Work required
Once you find a line containing the word "folder" in the entries below, copy it.

(Records from a data source)
== Segment start ==

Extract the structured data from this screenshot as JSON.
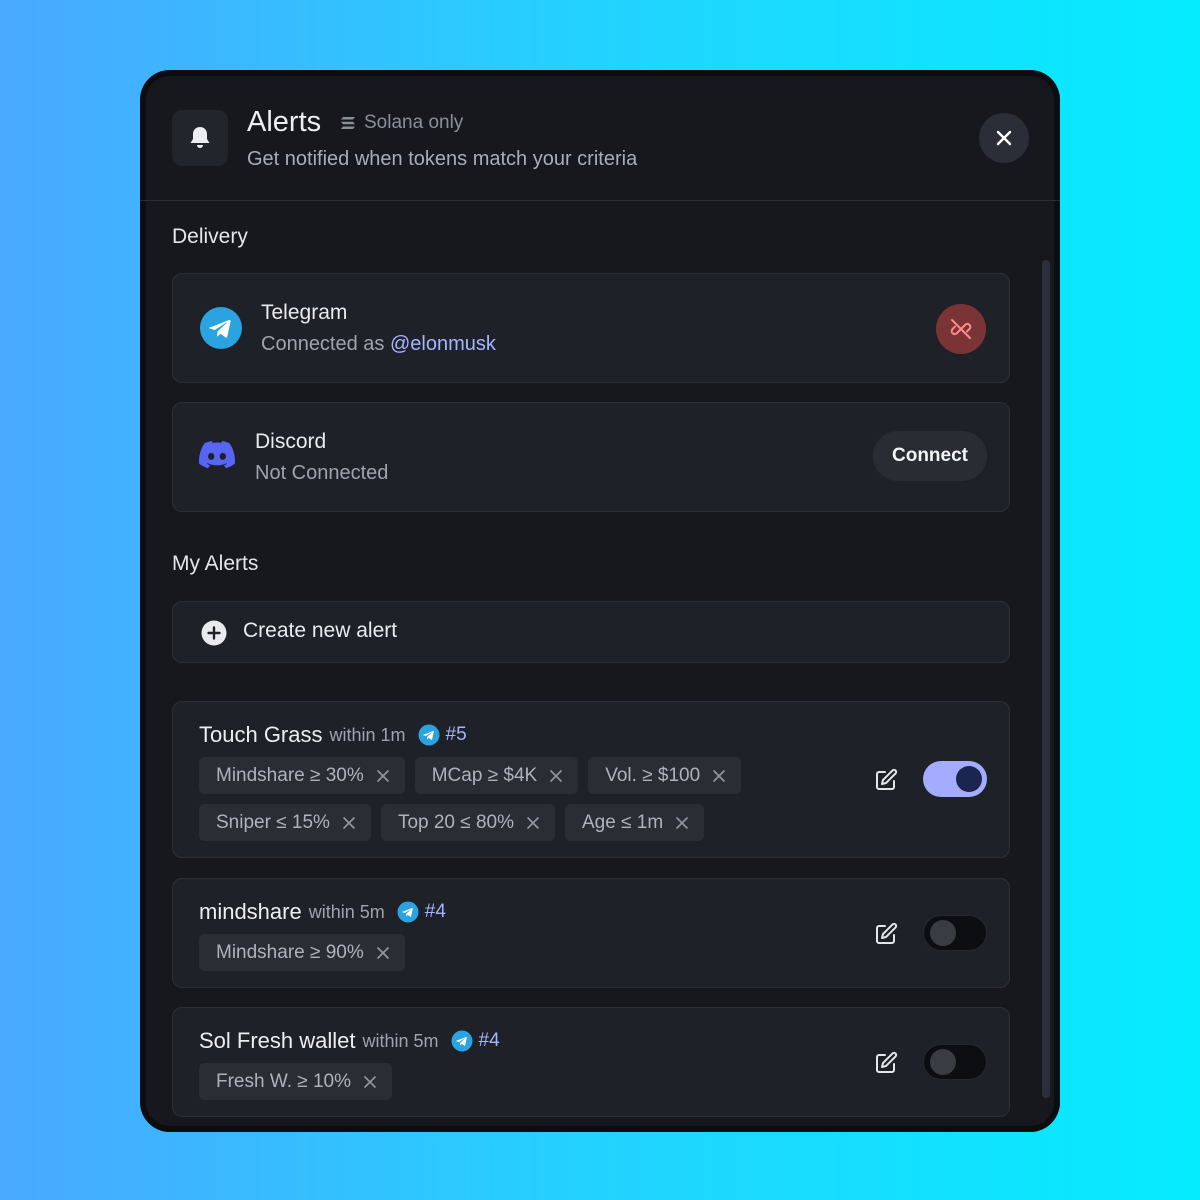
{
  "header": {
    "title": "Alerts",
    "chain_tag": "Solana only",
    "subtitle": "Get notified when tokens match your criteria",
    "icons": {
      "bell": "bell-icon",
      "close": "close-icon",
      "chain": "solana-icon"
    }
  },
  "delivery": {
    "label": "Delivery",
    "telegram": {
      "name": "Telegram",
      "status_prefix": "Connected as",
      "handle": "@elonmusk",
      "icon": "telegram-icon",
      "action_icon": "unlink-icon"
    },
    "discord": {
      "name": "Discord",
      "status": "Not Connected",
      "icon": "discord-icon",
      "connect_label": "Connect"
    }
  },
  "my_alerts": {
    "label": "My Alerts",
    "create_label": "Create new alert",
    "create_icon": "plus-circle-icon",
    "alerts": [
      {
        "name": "Touch Grass",
        "within": "within 1m",
        "channel_icon": "telegram-icon",
        "number": "#5",
        "enabled": true,
        "filters": [
          "Mindshare ≥ 30%",
          "MCap ≥ $4K",
          "Vol. ≥ $100",
          "Sniper ≤ 15%",
          "Top 20 ≤ 80%",
          "Age ≤ 1m"
        ]
      },
      {
        "name": "mindshare",
        "within": "within 5m",
        "channel_icon": "telegram-icon",
        "number": "#4",
        "enabled": false,
        "filters": [
          "Mindshare ≥ 90%"
        ]
      },
      {
        "name": "Sol Fresh wallet",
        "within": "within 5m",
        "channel_icon": "telegram-icon",
        "number": "#4",
        "enabled": false,
        "filters": [
          "Fresh W. ≥ 10%"
        ]
      }
    ]
  },
  "colors": {
    "accent": "#a6b4ff",
    "toggle_on": "#a4acff",
    "telegram": "#2aa3e0",
    "discord": "#5865f2",
    "danger": "#7a3436"
  }
}
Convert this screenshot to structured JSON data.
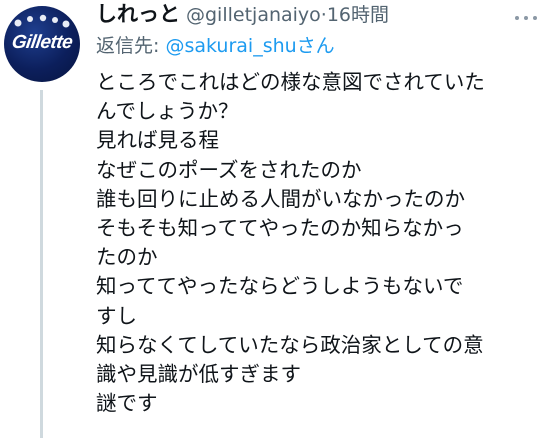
{
  "tweet": {
    "display_name": "しれっと",
    "handle": "@gilletjanaiyo",
    "separator": "·",
    "time": "16時間",
    "reply": {
      "prefix": "返信先: ",
      "target": "@sakurai_shu",
      "suffix": "さん"
    },
    "body_lines": [
      "ところでこれはどの様な意図でされていた",
      "んでしょうか？",
      "見れば見る程",
      "なぜこのポーズをされたのか",
      "誰も回りに止める人間がいなかったのか",
      "そもそも知っててやったのか知らなかっ",
      "たのか",
      "知っててやったならどうしようもないで",
      "すし",
      "知らなくてしていたなら政治家としての意",
      "識や見識が低すぎます",
      "謎です"
    ]
  },
  "avatar": {
    "logo_text": "Gillette",
    "background": "#0c1f5c"
  },
  "icons": {
    "more": "more-horizontal-icon"
  },
  "colors": {
    "link": "#1d9bf0",
    "muted": "#536471",
    "thread_line": "#cfd9de"
  }
}
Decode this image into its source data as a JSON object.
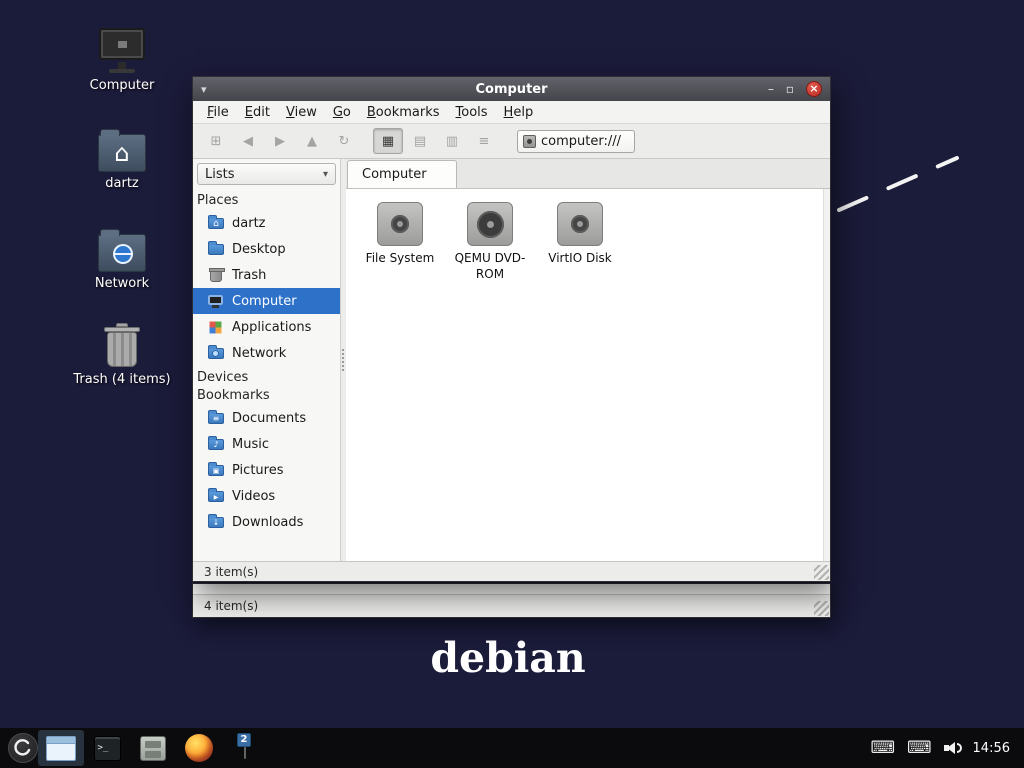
{
  "icons": {
    "titlebar_menu_chevron": "▾",
    "minimize": "–",
    "maximize": "▫",
    "close": "×",
    "new_tab": "⊞",
    "back": "◀",
    "forward": "▶",
    "up": "▲",
    "reload": "↻",
    "view_icons": "▦",
    "view_thumbnails": "▤",
    "view_compact": "▥",
    "view_detailed": "≡",
    "combo_arrow": "▾",
    "keyboard": "⌨"
  },
  "desktop": {
    "logo_text": "debian",
    "icons": [
      {
        "label": "Computer",
        "icon": "computer-icon"
      },
      {
        "label": "dartz",
        "icon": "home-folder-icon"
      },
      {
        "label": "Network",
        "icon": "network-folder-icon"
      },
      {
        "label": "Trash (4 items)",
        "icon": "trash-icon"
      }
    ]
  },
  "window": {
    "title": "Computer",
    "menu": [
      "File",
      "Edit",
      "View",
      "Go",
      "Bookmarks",
      "Tools",
      "Help"
    ],
    "path_value": "computer:///",
    "tab_label": "Computer",
    "status": "3 item(s)",
    "sidebar": {
      "view_mode": "Lists",
      "places_label": "Places",
      "devices_label": "Devices",
      "bookmarks_label": "Bookmarks",
      "places": [
        {
          "label": "dartz",
          "icon": "user-home-folder-icon"
        },
        {
          "label": "Desktop",
          "icon": "desktop-folder-icon"
        },
        {
          "label": "Trash",
          "icon": "trash-icon"
        },
        {
          "label": "Computer",
          "icon": "computer-icon",
          "selected": true
        },
        {
          "label": "Applications",
          "icon": "applications-icon"
        },
        {
          "label": "Network",
          "icon": "network-icon"
        }
      ],
      "bookmarks": [
        {
          "label": "Documents",
          "icon": "documents-folder-icon"
        },
        {
          "label": "Music",
          "icon": "music-folder-icon"
        },
        {
          "label": "Pictures",
          "icon": "pictures-folder-icon"
        },
        {
          "label": "Videos",
          "icon": "videos-folder-icon"
        },
        {
          "label": "Downloads",
          "icon": "downloads-folder-icon"
        }
      ]
    },
    "files": [
      {
        "label": "File System",
        "icon": "hard-drive-icon"
      },
      {
        "label": "QEMU DVD-ROM",
        "icon": "optical-drive-icon"
      },
      {
        "label": "VirtIO Disk",
        "icon": "hard-drive-icon"
      }
    ]
  },
  "background_window": {
    "status": "4 item(s)"
  },
  "taskbar": {
    "time": "14:56",
    "window_count_badge": "2"
  }
}
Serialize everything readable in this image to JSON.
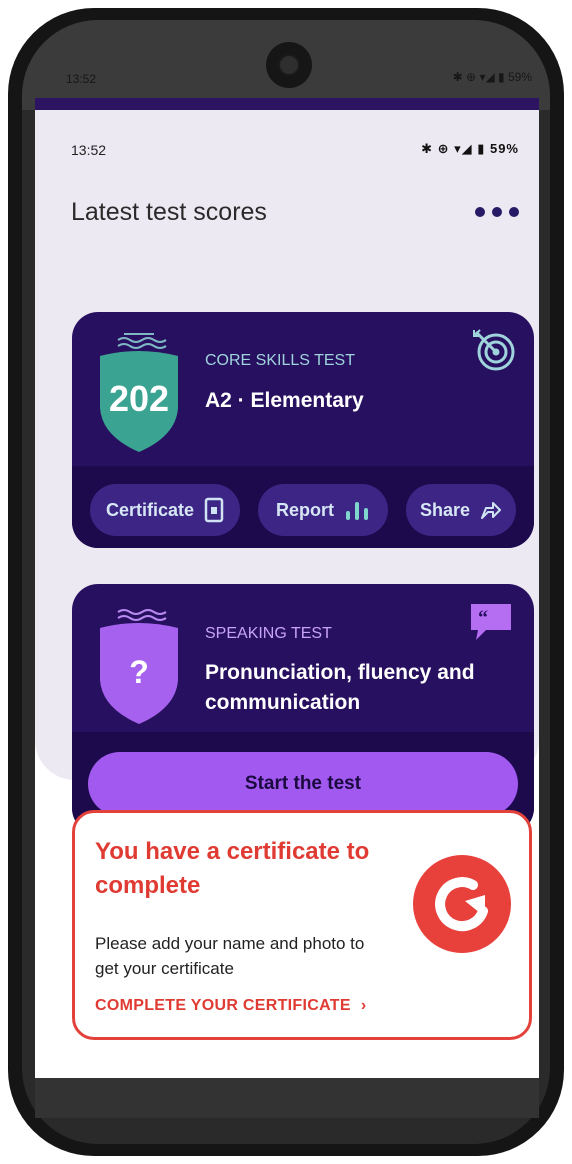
{
  "device": {
    "top_status": {
      "time": "13:52",
      "icons": "✱ ⊕ ▾◢ ▮ 59%"
    }
  },
  "status_bar": {
    "time": "13:52",
    "icons": "✱ ⊕ ▾◢ ▮ 59%"
  },
  "header": {
    "title": "Latest test scores",
    "more_icon": "more-horizontal-icon"
  },
  "core_card": {
    "label": "CORE SKILLS TEST",
    "score": "202",
    "level": "A2 · Elementary",
    "actions": [
      {
        "label": "Certificate",
        "icon": "certificate-icon"
      },
      {
        "label": "Report",
        "icon": "bar-chart-icon"
      },
      {
        "label": "Share",
        "icon": "share-icon"
      }
    ],
    "colors": {
      "shield": "#3aa391",
      "label": "#9fd4dc"
    }
  },
  "speaking_card": {
    "label": "SPEAKING TEST",
    "score": "?",
    "heading": "Pronunciation, fluency and communication",
    "button": "Start the test",
    "colors": {
      "shield": "#a662ee",
      "button": "#a259f0"
    }
  },
  "certificate_promo": {
    "title": "You have a certificate to complete",
    "description": "Please add your name and photo to get your certificate",
    "link": "COMPLETE YOUR CERTIFICATE",
    "link_arrow": "›",
    "badge_icon": "refresh-arrow-icon",
    "colors": {
      "accent": "#e3423c"
    }
  }
}
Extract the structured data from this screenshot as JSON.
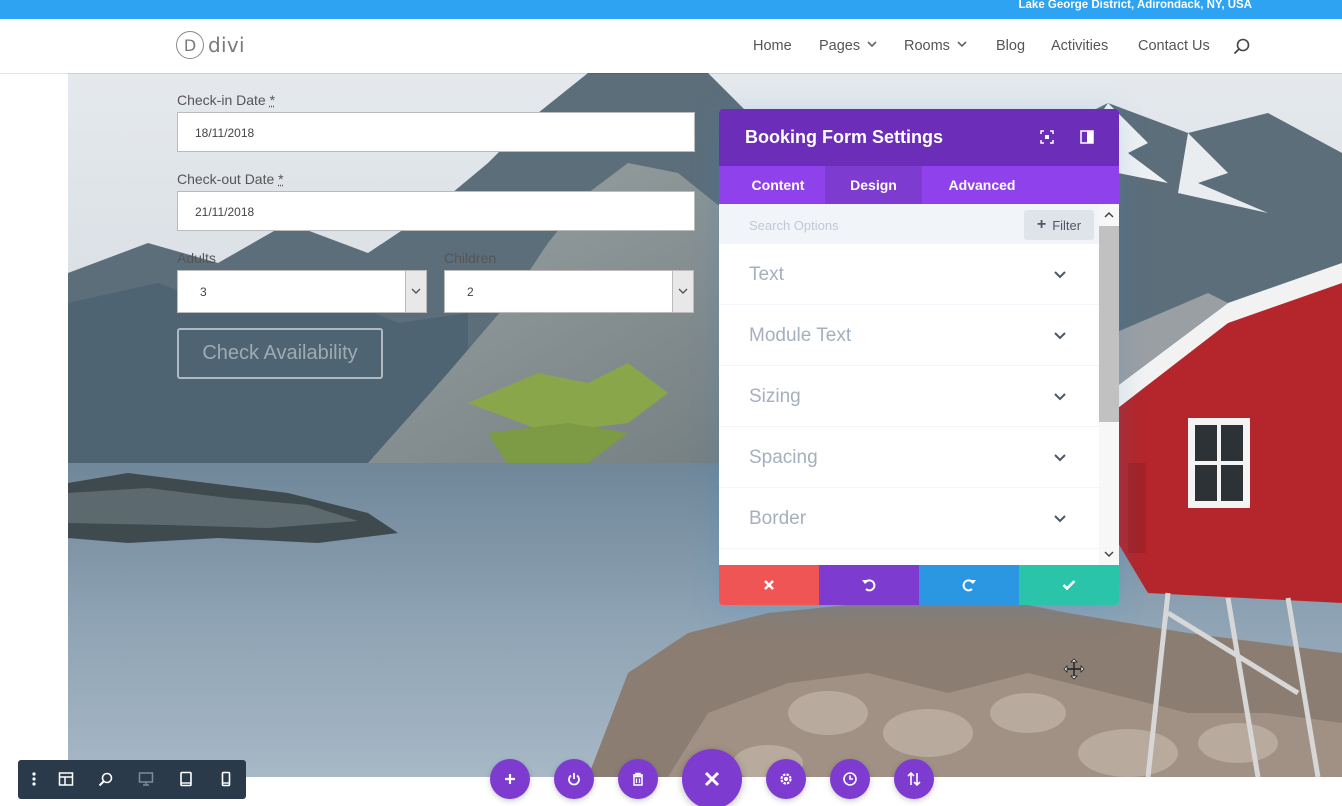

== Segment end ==

Your response
        "icon": "home-folder-icon"
        "icon": "network-folder-icon"
          "icon": "user-home-folder-icon"
          "icon": "desktop-folder-icon"
          "icon": "documents-folder-icon"
          "icon": "music-folder-icon"
          "icon": "pictures-folder-icon"
          "icon": "videos-folder-icon"
          "icon": "downloads-folder-icon"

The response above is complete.